=== Your objective ===
Below are the records; collect from them each line containing the string "Updated".

Segment Start: Data for review

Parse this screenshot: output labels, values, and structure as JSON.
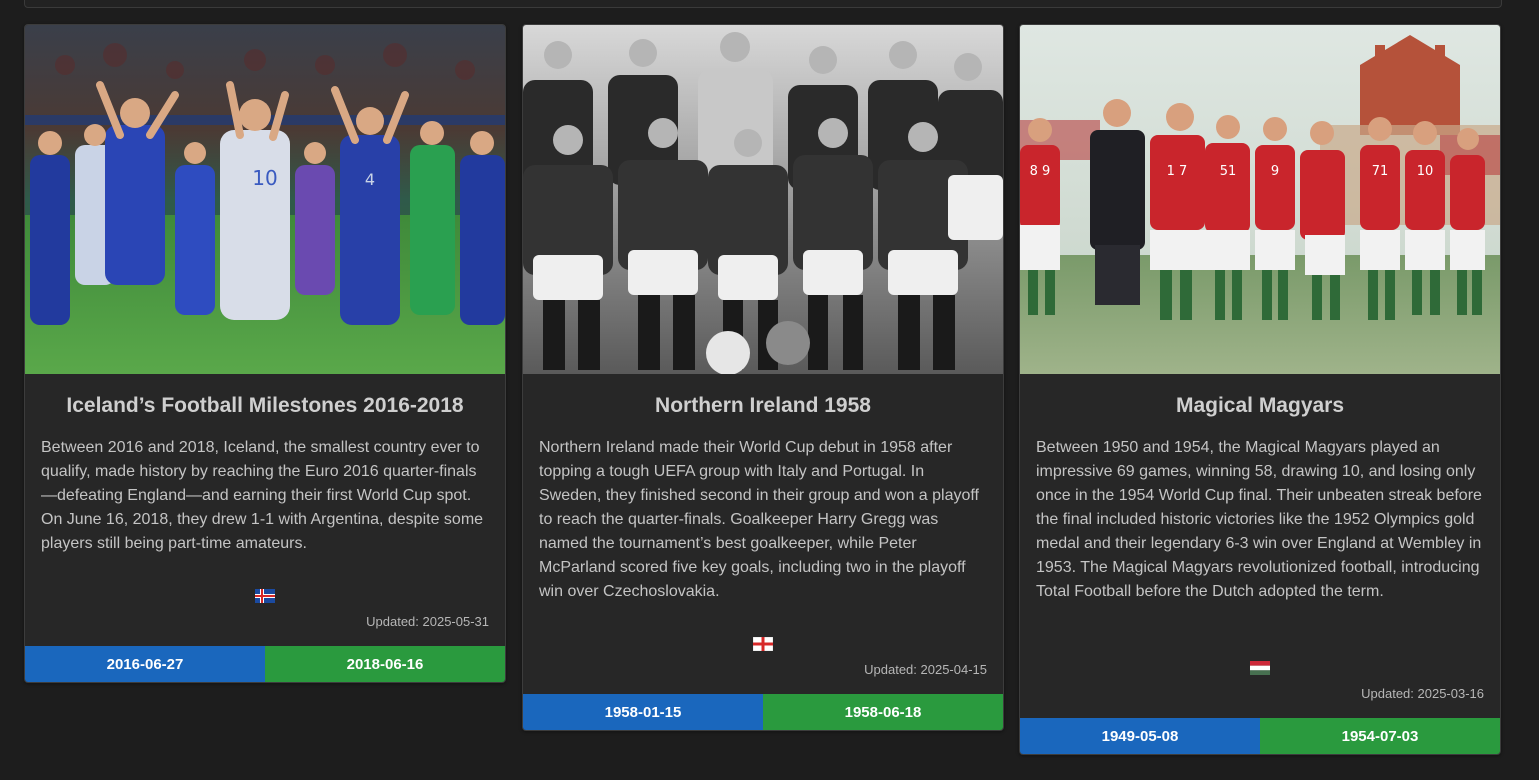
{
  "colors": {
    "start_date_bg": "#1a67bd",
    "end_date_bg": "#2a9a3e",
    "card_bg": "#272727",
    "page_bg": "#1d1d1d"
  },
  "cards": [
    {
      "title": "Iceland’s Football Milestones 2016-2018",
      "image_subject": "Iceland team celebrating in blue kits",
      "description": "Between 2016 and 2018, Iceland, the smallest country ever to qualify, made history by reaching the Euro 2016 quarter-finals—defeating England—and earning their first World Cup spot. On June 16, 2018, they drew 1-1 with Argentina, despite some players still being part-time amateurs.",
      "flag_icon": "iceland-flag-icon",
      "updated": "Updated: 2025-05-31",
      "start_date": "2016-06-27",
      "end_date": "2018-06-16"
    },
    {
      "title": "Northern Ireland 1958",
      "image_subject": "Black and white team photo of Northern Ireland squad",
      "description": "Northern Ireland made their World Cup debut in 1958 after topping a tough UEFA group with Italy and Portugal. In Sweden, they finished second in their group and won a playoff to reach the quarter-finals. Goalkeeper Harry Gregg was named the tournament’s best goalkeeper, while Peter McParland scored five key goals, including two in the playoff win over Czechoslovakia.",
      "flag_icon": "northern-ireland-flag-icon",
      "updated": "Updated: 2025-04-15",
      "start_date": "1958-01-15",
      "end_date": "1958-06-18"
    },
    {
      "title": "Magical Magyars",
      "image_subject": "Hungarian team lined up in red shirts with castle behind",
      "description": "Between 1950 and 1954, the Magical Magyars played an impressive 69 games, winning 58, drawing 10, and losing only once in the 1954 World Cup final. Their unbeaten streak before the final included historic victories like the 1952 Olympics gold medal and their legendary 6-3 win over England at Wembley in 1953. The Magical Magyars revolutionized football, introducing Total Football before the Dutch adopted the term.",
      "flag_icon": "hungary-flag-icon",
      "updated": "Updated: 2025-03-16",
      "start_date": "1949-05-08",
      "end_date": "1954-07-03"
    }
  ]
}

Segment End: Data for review

=== Your response ===
      "updated": "Updated: 2025-05-31",
      "updated": "Updated: 2025-04-15",
      "updated": "Updated: 2025-03-16",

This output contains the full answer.